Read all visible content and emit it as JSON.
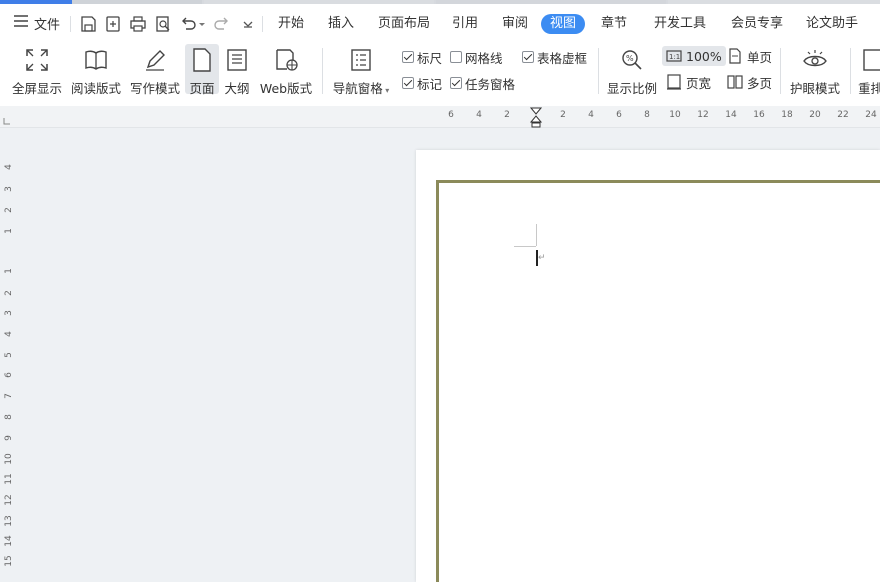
{
  "menubar": {
    "file_label": "文件",
    "tabs": [
      "开始",
      "插入",
      "页面布局",
      "引用",
      "审阅",
      "视图",
      "章节",
      "开发工具",
      "会员专享",
      "论文助手"
    ],
    "active_tab": "视图"
  },
  "ribbon": {
    "fullscreen": "全屏显示",
    "reading": "阅读版式",
    "writing": "写作模式",
    "page": "页面",
    "outline": "大纲",
    "web": "Web版式",
    "navpane": "导航窗格",
    "ruler": "标尺",
    "gridlines": "网格线",
    "table_gridlines": "表格虚框",
    "markup": "标记",
    "taskpane": "任务窗格",
    "zoom": "显示比例",
    "zoom_100": "100%",
    "single_page": "单页",
    "page_width": "页宽",
    "multi_page": "多页",
    "eye_care": "护眼模式",
    "rearrange": "重排"
  },
  "checks": {
    "ruler": true,
    "gridlines": false,
    "table_gridlines": true,
    "markup": true,
    "taskpane": true
  },
  "hruler_nums": [
    "6",
    "4",
    "2",
    "2",
    "4",
    "6",
    "8",
    "10",
    "12",
    "14",
    "16",
    "18",
    "20",
    "22",
    "24"
  ],
  "vruler_nums": [
    "4",
    "3",
    "2",
    "1",
    "1",
    "2",
    "3",
    "4",
    "5",
    "6",
    "7",
    "8",
    "9",
    "10",
    "11",
    "12",
    "13",
    "14",
    "15"
  ],
  "paragraph_mark": "↵",
  "colors": {
    "accent": "#3c8cf2",
    "page_border": "#8b8a5a",
    "topstrip_active": "#3f7ee8"
  }
}
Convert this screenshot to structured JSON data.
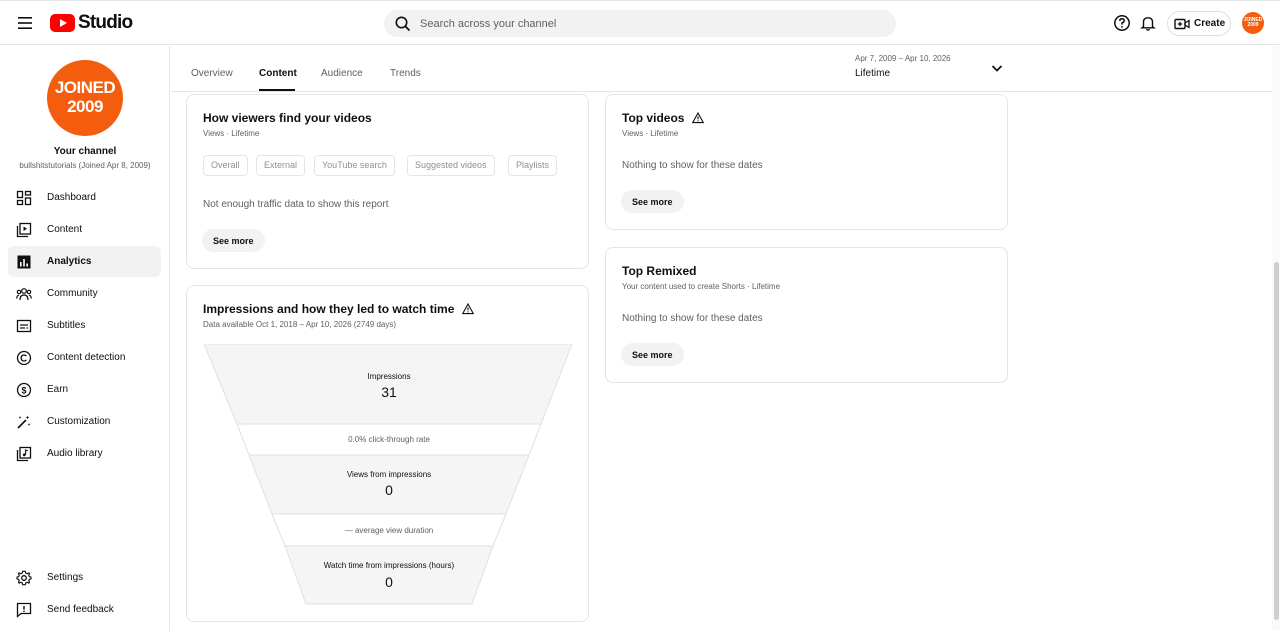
{
  "header": {
    "logo_text": "Studio",
    "search_placeholder": "Search across your channel",
    "create_label": "Create",
    "avatar_text": "JOINED 2009"
  },
  "sidebar": {
    "avatar_line1": "JOINED",
    "avatar_line2": "2009",
    "channel_title": "Your channel",
    "channel_sub": "bullshitstutorials (Joined Apr 8, 2009)",
    "items": [
      {
        "label": "Dashboard",
        "icon": "dashboard-icon"
      },
      {
        "label": "Content",
        "icon": "content-icon"
      },
      {
        "label": "Analytics",
        "icon": "analytics-icon",
        "active": true
      },
      {
        "label": "Community",
        "icon": "community-icon"
      },
      {
        "label": "Subtitles",
        "icon": "subtitles-icon"
      },
      {
        "label": "Content detection",
        "icon": "copyright-icon"
      },
      {
        "label": "Earn",
        "icon": "dollar-icon"
      },
      {
        "label": "Customization",
        "icon": "magic-wand-icon"
      },
      {
        "label": "Audio library",
        "icon": "audio-library-icon"
      }
    ],
    "footer": [
      {
        "label": "Settings",
        "icon": "gear-icon"
      },
      {
        "label": "Send feedback",
        "icon": "feedback-icon"
      }
    ]
  },
  "tabs": {
    "items": [
      "Overview",
      "Content",
      "Audience",
      "Trends"
    ],
    "active": "Content"
  },
  "date_range": {
    "range": "Apr 7, 2009 – Apr 10, 2026",
    "value": "Lifetime"
  },
  "traffic_card": {
    "title": "How viewers find your videos",
    "subtitle": "Views · Lifetime",
    "chips": [
      "Overall",
      "External",
      "YouTube search",
      "Suggested videos",
      "Playlists"
    ],
    "message": "Not enough traffic data to show this report",
    "button": "See more"
  },
  "impressions_card": {
    "title": "Impressions and how they led to watch time",
    "subtitle": "Data available Oct 1, 2018 – Apr 10, 2026 (2749 days)",
    "impressions_label": "Impressions",
    "impressions_value": "31",
    "ctr": "0.0% click-through rate",
    "views_label": "Views from impressions",
    "views_value": "0",
    "avd": "— average view duration",
    "watch_label": "Watch time from impressions (hours)",
    "watch_value": "0"
  },
  "top_videos_card": {
    "title": "Top videos",
    "subtitle": "Views · Lifetime",
    "message": "Nothing to show for these dates",
    "button": "See more"
  },
  "top_remixed_card": {
    "title": "Top Remixed",
    "subtitle": "Your content used to create Shorts · Lifetime",
    "message": "Nothing to show for these dates",
    "button": "See more"
  },
  "colors": {
    "brand_red": "#ff0000",
    "avatar_orange": "#f45d0e",
    "funnel_fill": "#f5f5f5"
  }
}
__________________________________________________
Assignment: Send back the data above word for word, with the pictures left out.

Response to this task:
Read all visible content and emit it as JSON.
{
  "menubar": {
    "file_label": "文件",
    "tabs": [
      "开始",
      "插入",
      "页面布局",
      "引用",
      "审阅",
      "视图",
      "章节",
      "开发工具",
      "会员专享",
      "论文助手"
    ],
    "active_tab": "视图"
  },
  "ribbon": {
    "fullscreen": "全屏显示",
    "reading": "阅读版式",
    "writing": "写作模式",
    "page": "页面",
    "outline": "大纲",
    "web": "Web版式",
    "navpane": "导航窗格",
    "ruler": "标尺",
    "gridlines": "网格线",
    "table_gridlines": "表格虚框",
    "markup": "标记",
    "taskpane": "任务窗格",
    "zoom": "显示比例",
    "zoom_100": "100%",
    "single_page": "单页",
    "page_width": "页宽",
    "multi_page": "多页",
    "eye_care": "护眼模式",
    "rearrange": "重排"
  },
  "checks": {
    "ruler": true,
    "gridlines": false,
    "table_gridlines": true,
    "markup": true,
    "taskpane": true
  },
  "hruler_nums": [
    "6",
    "4",
    "2",
    "2",
    "4",
    "6",
    "8",
    "10",
    "12",
    "14",
    "16",
    "18",
    "20",
    "22",
    "24"
  ],
  "vruler_nums": [
    "4",
    "3",
    "2",
    "1",
    "1",
    "2",
    "3",
    "4",
    "5",
    "6",
    "7",
    "8",
    "9",
    "10",
    "11",
    "12",
    "13",
    "14",
    "15"
  ],
  "paragraph_mark": "↵",
  "colors": {
    "accent": "#3c8cf2",
    "page_border": "#8b8a5a",
    "topstrip_active": "#3f7ee8"
  }
}
Convert this screenshot to structured JSON data.
{
  "header": {
    "logo_text": "Studio",
    "search_placeholder": "Search across your channel",
    "create_label": "Create",
    "avatar_text": "JOINED 2009"
  },
  "sidebar": {
    "avatar_line1": "JOINED",
    "avatar_line2": "2009",
    "channel_title": "Your channel",
    "channel_sub": "bullshitstutorials (Joined Apr 8, 2009)",
    "items": [
      {
        "label": "Dashboard",
        "icon": "dashboard-icon"
      },
      {
        "label": "Content",
        "icon": "content-icon"
      },
      {
        "label": "Analytics",
        "icon": "analytics-icon",
        "active": true
      },
      {
        "label": "Community",
        "icon": "community-icon"
      },
      {
        "label": "Subtitles",
        "icon": "subtitles-icon"
      },
      {
        "label": "Content detection",
        "icon": "copyright-icon"
      },
      {
        "label": "Earn",
        "icon": "dollar-icon"
      },
      {
        "label": "Customization",
        "icon": "magic-wand-icon"
      },
      {
        "label": "Audio library",
        "icon": "audio-library-icon"
      }
    ],
    "footer": [
      {
        "label": "Settings",
        "icon": "gear-icon"
      },
      {
        "label": "Send feedback",
        "icon": "feedback-icon"
      }
    ]
  },
  "tabs": {
    "items": [
      "Overview",
      "Content",
      "Audience",
      "Trends"
    ],
    "active": "Content"
  },
  "date_range": {
    "range": "Apr 7, 2009 – Apr 10, 2026",
    "value": "Lifetime"
  },
  "traffic_card": {
    "title": "How viewers find your videos",
    "subtitle": "Views · Lifetime",
    "chips": [
      "Overall",
      "External",
      "YouTube search",
      "Suggested videos",
      "Playlists"
    ],
    "message": "Not enough traffic data to show this report",
    "button": "See more"
  },
  "impressions_card": {
    "title": "Impressions and how they led to watch time",
    "subtitle": "Data available Oct 1, 2018 – Apr 10, 2026 (2749 days)",
    "impressions_label": "Impressions",
    "impressions_value": "31",
    "ctr": "0.0% click-through rate",
    "views_label": "Views from impressions",
    "views_value": "0",
    "avd": "— average view duration",
    "watch_label": "Watch time from impressions (hours)",
    "watch_value": "0"
  },
  "top_videos_card": {
    "title": "Top videos",
    "subtitle": "Views · Lifetime",
    "message": "Nothing to show for these dates",
    "button": "See more"
  },
  "top_remixed_card": {
    "title": "Top Remixed",
    "subtitle": "Your content used to create Shorts · Lifetime",
    "message": "Nothing to show for these dates",
    "button": "See more"
  },
  "colors": {
    "brand_red": "#ff0000",
    "avatar_orange": "#f45d0e",
    "funnel_fill": "#f5f5f5"
  }
}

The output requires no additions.